Task objective:
Find how many lines in the listing below include the word "défaut". Give that number only.

The input:
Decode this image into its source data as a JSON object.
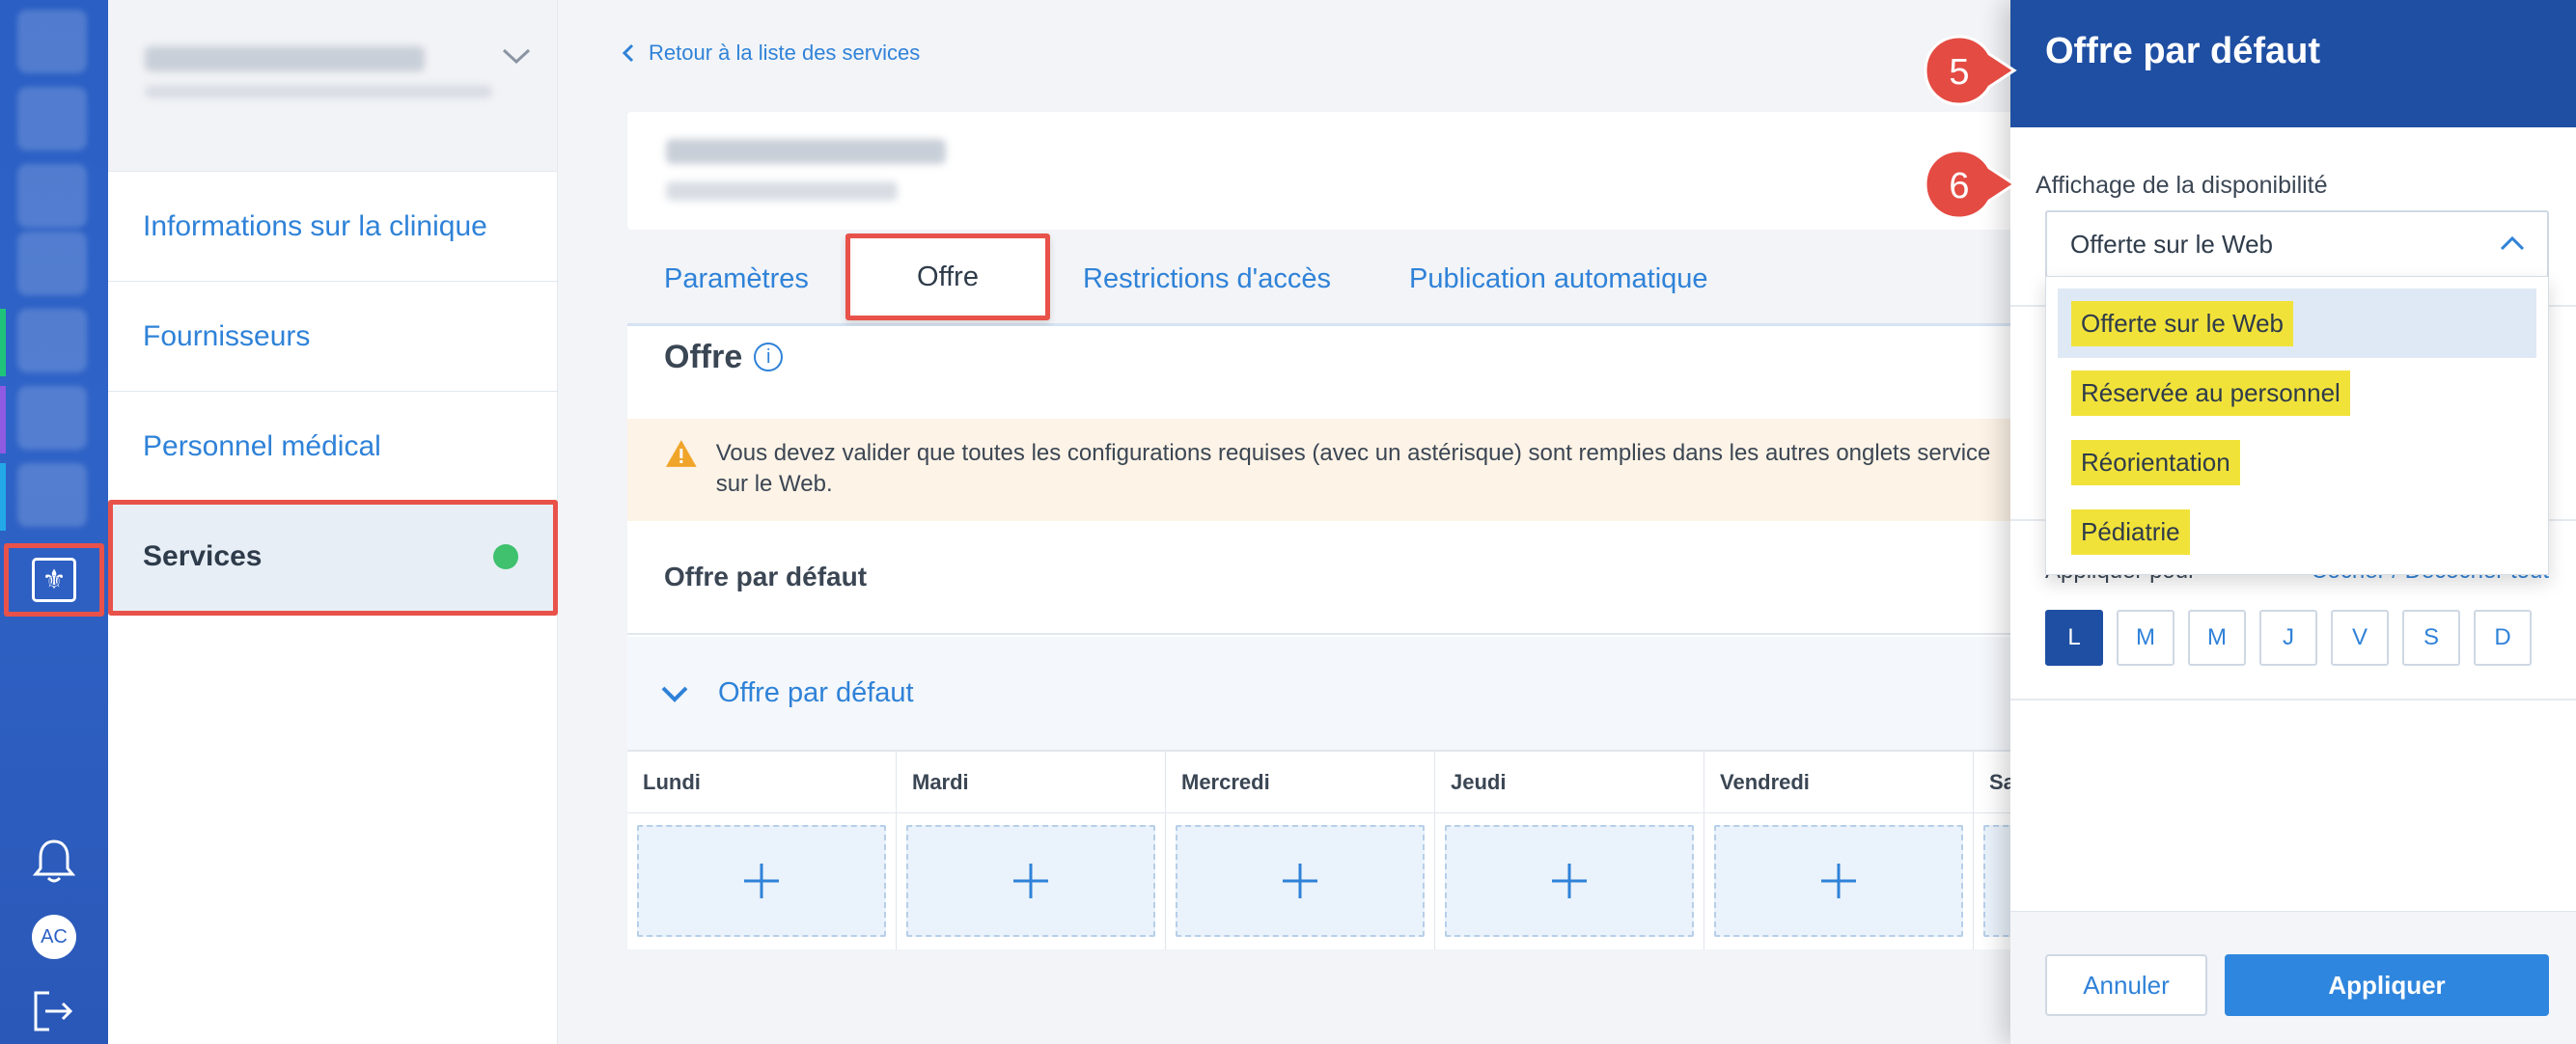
{
  "sidebar": {
    "items": [
      {
        "label": "Informations sur la clinique"
      },
      {
        "label": "Fournisseurs"
      },
      {
        "label": "Personnel médical"
      },
      {
        "label": "Services"
      }
    ]
  },
  "rail": {
    "avatar_initials": "AC"
  },
  "main": {
    "back_link": "Retour à la liste des services",
    "tabs": [
      {
        "label": "Paramètres"
      },
      {
        "label": "Offre"
      },
      {
        "label": "Restrictions d'accès"
      },
      {
        "label": "Publication automatique"
      }
    ],
    "section_title": "Offre",
    "warning_text": "Vous devez valider que toutes les configurations requises (avec un astérisque) sont remplies dans les autres onglets service sur le Web.",
    "default_offer_title": "Offre par défaut",
    "accordion_title": "Offre par défaut",
    "days": [
      "Lundi",
      "Mardi",
      "Mercredi",
      "Jeudi",
      "Vendredi",
      "Sa"
    ]
  },
  "drawer": {
    "title": "Offre par défaut",
    "field_label": "Affichage de la disponibilité",
    "selected_value": "Offerte sur le Web",
    "options": [
      "Offerte sur le Web",
      "Réservée au personnel",
      "Réorientation",
      "Pédiatrie"
    ],
    "apply_label_partial": "Appliquer pour",
    "toggle_all_partial": "Cocher / Décocher tout",
    "weekday_buttons": [
      "L",
      "M",
      "M",
      "J",
      "V",
      "S",
      "D"
    ],
    "cancel_label": "Annuler",
    "apply_label": "Appliquer"
  },
  "callouts": [
    "5",
    "6"
  ],
  "colors": {
    "primary": "#2f82d8",
    "drawer_header": "#1f4fa3",
    "highlight": "#e8524a",
    "option_highlight": "#f1e23a",
    "status_ok": "#3fc16e"
  }
}
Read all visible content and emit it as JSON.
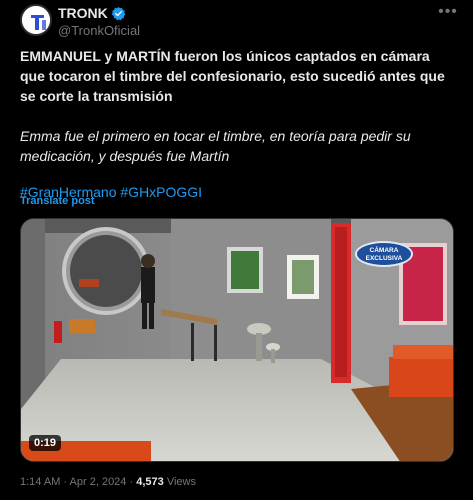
{
  "account": {
    "display_name": "TRONK",
    "handle": "@TronkOficial",
    "avatar_icon": "tronk-logo",
    "verified_icon": "verified-badge-icon",
    "accent_color": "#1d9bf0"
  },
  "more_icon": "more-icon",
  "tweet": {
    "paragraph1": "EMMANUEL y MARTÍN fueron los únicos captados en cámara que tocaron el timbre del confesionario, esto sucedió antes que se corte la transmisión",
    "paragraph2": "Emma fue el primero en tocar el timbre, en teoría para pedir su medicación, y después fue Martín",
    "hashtags": [
      "#GranHermano",
      "#GHxPOGGI"
    ],
    "translate_label": "Translate post"
  },
  "media": {
    "duration": "0:19",
    "badge_line1": "CÁMARA",
    "badge_line2": "EXCLUSIVA"
  },
  "meta": {
    "time": "1:14 AM",
    "separator": "·",
    "date": "Apr 2, 2024",
    "views_count": "4,573",
    "views_label": "Views"
  }
}
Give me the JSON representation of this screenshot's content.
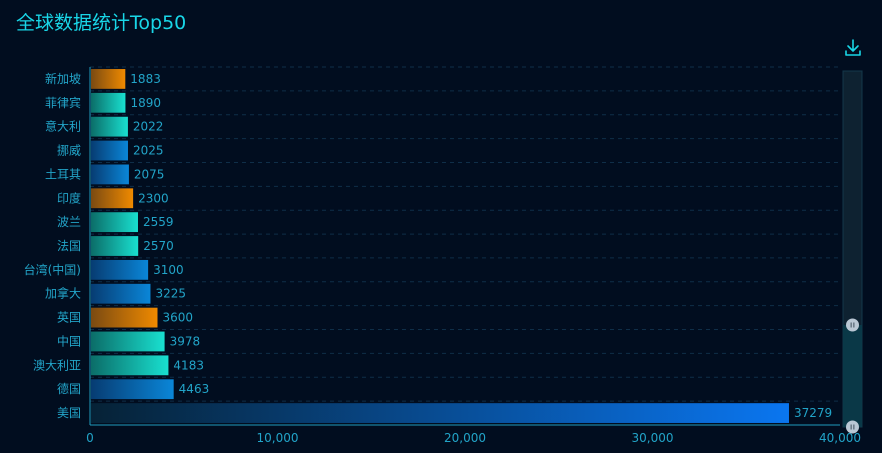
{
  "title": "全球数据统计Top50",
  "toolbox": {
    "download_icon": "download-icon"
  },
  "colors": {
    "title": "#19d6e7",
    "axis_text": "#22a4c8",
    "axis_line": "#1f9bbd",
    "gridline": "#0f2e48",
    "bar_orange": [
      "#7a4a12",
      "#f08a00"
    ],
    "bar_teal": [
      "#0b6d68",
      "#19e0d0"
    ],
    "bar_blue": [
      "#073c72",
      "#0a86d8"
    ],
    "bar_usa": [
      "#062236",
      "#0a76f0"
    ],
    "zoom_track": "#0a3b4a",
    "zoom_handle": "#b9c7d4"
  },
  "chart_data": {
    "type": "bar",
    "orientation": "horizontal",
    "title": "全球数据统计Top50",
    "categories": [
      "新加坡",
      "菲律宾",
      "意大利",
      "挪威",
      "土耳其",
      "印度",
      "波兰",
      "法国",
      "台湾(中国)",
      "加拿大",
      "英国",
      "中国",
      "澳大利亚",
      "德国",
      "美国"
    ],
    "values": [
      1883,
      1890,
      2022,
      2025,
      2075,
      2300,
      2559,
      2570,
      3100,
      3225,
      3600,
      3978,
      4183,
      4463,
      37279
    ],
    "bar_colors": [
      "orange",
      "teal",
      "teal",
      "blue",
      "blue",
      "orange",
      "teal",
      "teal",
      "blue",
      "blue",
      "orange",
      "teal",
      "teal",
      "blue",
      "usa"
    ],
    "xlim": [
      0,
      40000
    ],
    "xticks": [
      0,
      10000,
      20000,
      30000,
      40000
    ],
    "xtick_labels": [
      "0",
      "10,000",
      "20,000",
      "30,000",
      "40,000"
    ],
    "data_labels": [
      "1883",
      "1890",
      "2022",
      "2025",
      "2075",
      "2300",
      "2559",
      "2570",
      "3100",
      "3225",
      "3600",
      "3978",
      "4183",
      "4463",
      "37279"
    ],
    "grid": true,
    "datazoom": "vertical slider on right side"
  }
}
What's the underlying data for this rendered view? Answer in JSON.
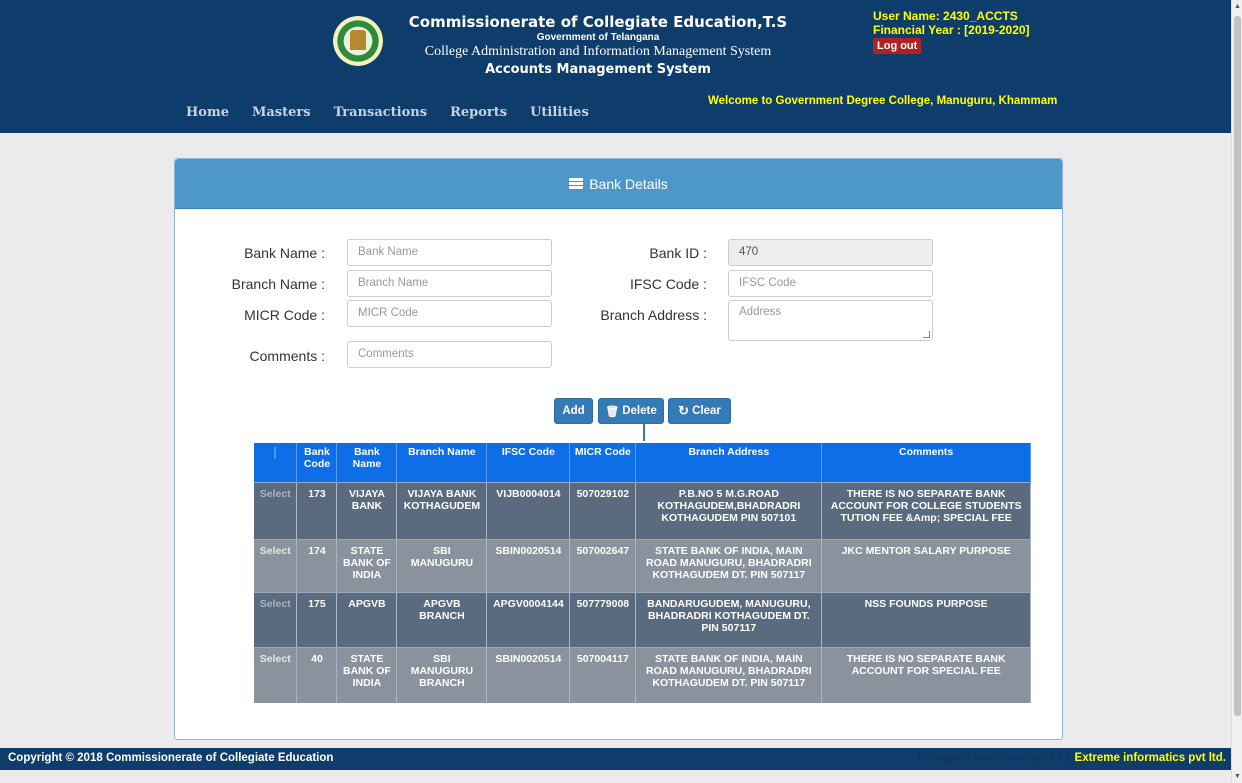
{
  "header": {
    "title": "Commissionerate of Collegiate Education,T.S",
    "government": "Government of Telangana",
    "system": "College Administration and Information Management System",
    "module": "Accounts Management System",
    "user_name": "User Name:  2430_ACCTS",
    "financial_year": "Financial Year :  [2019-2020]",
    "logout": "Log out",
    "welcome": "Welcome to  Government Degree College, Manuguru, Khammam"
  },
  "nav": [
    "Home",
    "Masters",
    "Transactions",
    "Reports",
    "Utilities"
  ],
  "panel": {
    "title": "Bank Details",
    "icon": "list-icon"
  },
  "form": {
    "bank_name": {
      "label": "Bank Name :",
      "placeholder": "Bank Name",
      "value": ""
    },
    "branch_name": {
      "label": "Branch Name :",
      "placeholder": "Branch Name",
      "value": ""
    },
    "micr_code": {
      "label": "MICR Code :",
      "placeholder": "MICR Code",
      "value": ""
    },
    "comments": {
      "label": "Comments :",
      "placeholder": "Comments",
      "value": ""
    },
    "bank_id": {
      "label": "Bank ID :",
      "value": "470"
    },
    "ifsc_code": {
      "label": "IFSC Code :",
      "placeholder": "IFSC Code",
      "value": ""
    },
    "branch_address": {
      "label": "Branch Address :",
      "placeholder": "Address",
      "value": ""
    }
  },
  "buttons": {
    "add": "Add",
    "delete": "Delete",
    "clear": "Clear"
  },
  "table": {
    "headers": [
      "",
      "Bank Code",
      "Bank Name",
      "Branch Name",
      "IFSC Code",
      "MICR Code",
      "Branch Address",
      "Comments"
    ],
    "select_label": "Select",
    "rows": [
      {
        "code": "173",
        "bank": "VIJAYA BANK",
        "branch": "VIJAYA BANK KOTHAGUDEM",
        "ifsc": "VIJB0004014",
        "micr": "507029102",
        "address": "P.B.NO 5 M.G.ROAD KOTHAGUDEM,BHADRADRI KOTHAGUDEM PIN 507101",
        "comments": "THERE IS NO SEPARATE BANK ACCOUNT FOR COLLEGE STUDENTS TUTION FEE &Amp; SPECIAL FEE"
      },
      {
        "code": "174",
        "bank": "STATE BANK OF INDIA",
        "branch": "SBI MANUGURU",
        "ifsc": "SBIN0020514",
        "micr": "507002647",
        "address": "STATE BANK OF INDIA, MAIN ROAD MANUGURU, BHADRADRI KOTHAGUDEM DT. PIN 507117",
        "comments": "JKC MENTOR SALARY PURPOSE"
      },
      {
        "code": "175",
        "bank": "APGVB",
        "branch": "APGVB BRANCH",
        "ifsc": "APGV0004144",
        "micr": "507779008",
        "address": "BANDARUGUDEM, MANUGURU, BHADRADRI KOTHAGUDEM DT. PIN 507117",
        "comments": "NSS FOUNDS PURPOSE"
      },
      {
        "code": "40",
        "bank": "STATE BANK OF INDIA",
        "branch": "SBI MANUGURU BRANCH",
        "ifsc": "SBIN0020514",
        "micr": "507004117",
        "address": "STATE BANK OF INDIA, MAIN ROAD MANUGURU, BHADRADRI KOTHAGUDEM DT. PIN 507117",
        "comments": "THERE IS NO SEPARATE BANK ACCOUNT FOR SPECIAL FEE"
      }
    ]
  },
  "footer": {
    "copyright": "Copyright © 2018 Commissionerate of Collegiate Education",
    "developed_by": "Designed and Developed by",
    "company": "Extreme informatics pvt ltd."
  }
}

Response area:
3